Teaching Tolerance

Print Friendly
By Michael K. Smith, Ph.D.

 

Mike-Smith-July-Web

Given the recent tragic events in Charleston, we are reminded once again of the importance of understanding and accepting different points of view in our society. Teaching Tolerance is an organization “dedicated to reducing prejudice, improving intergroup relations and supporting equitable school experiences to our nation’s children.” Founded in 1991 by the Southern Poverty Law Center, this organization publishes free educational materials for teachers, students, and parents. Perspectives for a Diverse America is one such effort (http://perspectives.tolerance.org/).

Perspectives for a Diverse America seeks to promote four goals of anti-bias education, originally developed by Louise Derman-Sparks in 1989.

Identity: Each child will demonstrate self-awareness, confidence, family pride, and positive social identities.

Diversity: Each child will express comfort and joy with human diversity; accurate language for human differences; and deep, caring human connections.

Justice: Each child will increasingly recognize unfairness, have language to describe unfairness, and understand that unfairness hurts.

Action: Each child will demonstrate empowerment and the skills to act, with others or alone, against prejudice and/or discriminatory actions.

Specific standards and activities for each goal were developed by the Teaching Tolerance under the guidance of its director Maureen Costello.

At the heart of this curriculum is a Central Text Anthology composed of hundreds of excerpts from literary, informational, visual, and multimedia texts. Passages can be selected on various criteria: grade level, lens (community, immigration, religion, and gender, for example), themes (freedom and choice or struggle and progress, for example), and the four anti-bias domains.

Perspectives for a Diverse America offers an enriching program that helps parents, teachers, and students understand, discuss, and empathize with others from diverse backgrounds.

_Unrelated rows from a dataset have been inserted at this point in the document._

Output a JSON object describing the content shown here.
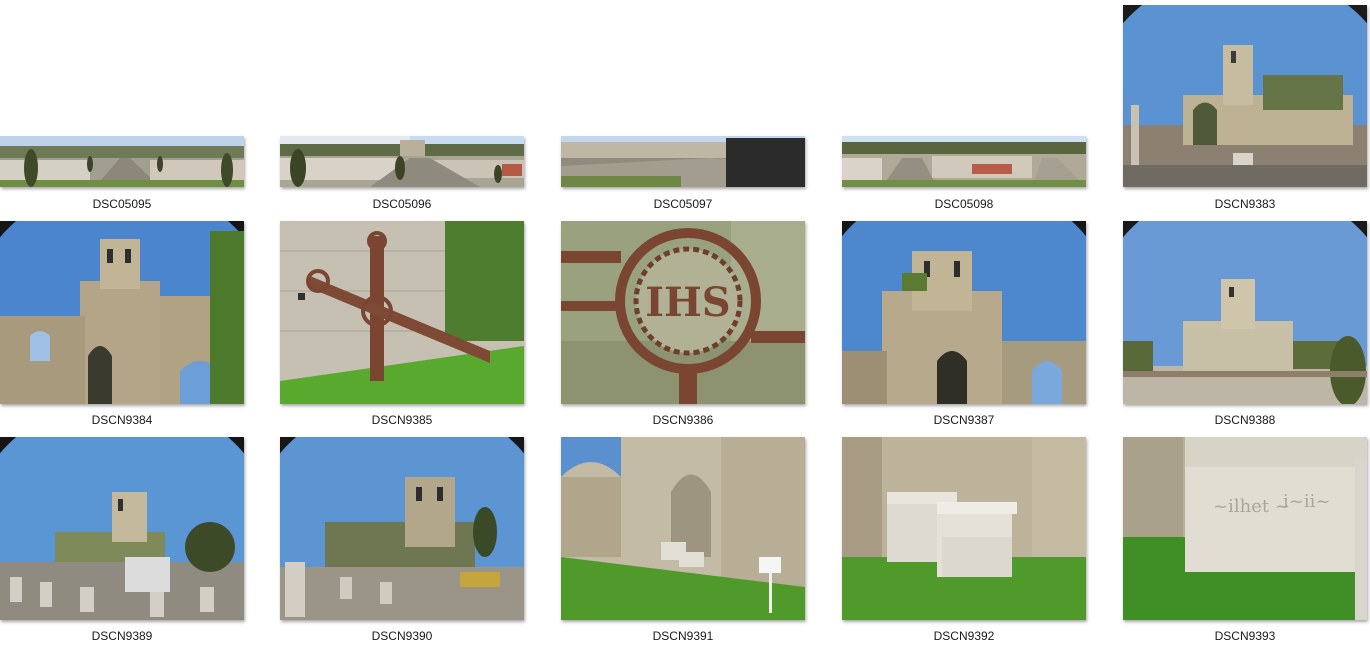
{
  "thumbnails": [
    {
      "label": "DSC05095",
      "scene": "cemetery-panorama"
    },
    {
      "label": "DSC05096",
      "scene": "cemetery-panorama"
    },
    {
      "label": "DSC05097",
      "scene": "wall-panorama"
    },
    {
      "label": "DSC05098",
      "scene": "cemetery-panorama"
    },
    {
      "label": "DSCN9383",
      "scene": "ruined-church"
    },
    {
      "label": "DSCN9384",
      "scene": "church-tower-arches"
    },
    {
      "label": "DSCN9385",
      "scene": "iron-cross-wall"
    },
    {
      "label": "DSCN9386",
      "scene": "iron-cross-closeup"
    },
    {
      "label": "DSCN9387",
      "scene": "church-tower-arch"
    },
    {
      "label": "DSCN9388",
      "scene": "church-distant"
    },
    {
      "label": "DSCN9389",
      "scene": "cemetery-church"
    },
    {
      "label": "DSCN9390",
      "scene": "cemetery-church"
    },
    {
      "label": "DSCN9391",
      "scene": "cloister-arches"
    },
    {
      "label": "DSCN9392",
      "scene": "stone-tombs"
    },
    {
      "label": "DSCN9393",
      "scene": "stone-tomb-closeup"
    }
  ],
  "colors": {
    "sky": "#4f86c9",
    "stone": "#b6ab92",
    "grass": "#4f9a2b",
    "iron": "#7a4632",
    "background": "#ffffff"
  }
}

Since I have a son in middle school, I used the following criteria: Grades 6-8, Informational, Race and Ethnicity, Individual and Society, and Justice. From the several selections that appeared, I read an excerpt from Bone Black, a memoir by the African-American writer Bell Hooks. Hooks writes about the integration of blacks into all white schools in the 1960s:

“Although black and white attend the same school, blacks sit with blacks and whites with whites. In the cafeteria there is no racial mixing. When hands reach out to touch across these boundaries whites protest, blacks protest as well. Each one seeing it as a going over to the other side. School is a place where we came face to face with racism. When we walk through the rows of national guardsmen with their uniforms and guns we think that we will be the first to die, to lay our bodies down. We feel despair and long for the days when school was a place where we learned to love and celebrate ourselves, a place where we were number one.”

Using this historical text as a starting point, teachers could have students explore current issues related to racial integration. Students could journal about their reactions in similar situations.  Students can write informed letters to corporate or elected officials calling for specific responses to a contemporary incident in the community. Students could plan, write, and distribute print or digital journalism related to this social problem. Students could also write and perform a skit or monologue that addresses racial integration. This curriculum offers specific lesson plans to help teachers with each of these projects.

During a formal evaluation of this program, one veteran teacher noted how this curriculum enabled her to talk about sensitive topics in the classroom:  “When we started the training and we were concerned about how we would talk about this stuff, they gave an introduction to the program where they say right away: ‘You won’t be putting your kids on the spot or making them feel like they’re awkward or in the spotlight or feeling bad about themselves. You do it through the text.’”

Perspectives for a Diverse America offers an enriching program that helps parents, teachers, and students understand, discuss, and empathize with others from diverse backgrounds. Tolerance can be taught, and this education should help reduce tension and conflict within American society.

   

Michael K. Smith, Ph.D., is owner of TESTPREP EXPERTS (www.testprepexperts.com ) which prepares students for standardized tests such as the ACT and SAT. He is also a consultant to Discovery Education Assessment. He can reached at mike@testprepexperts.com.

Comments are closed.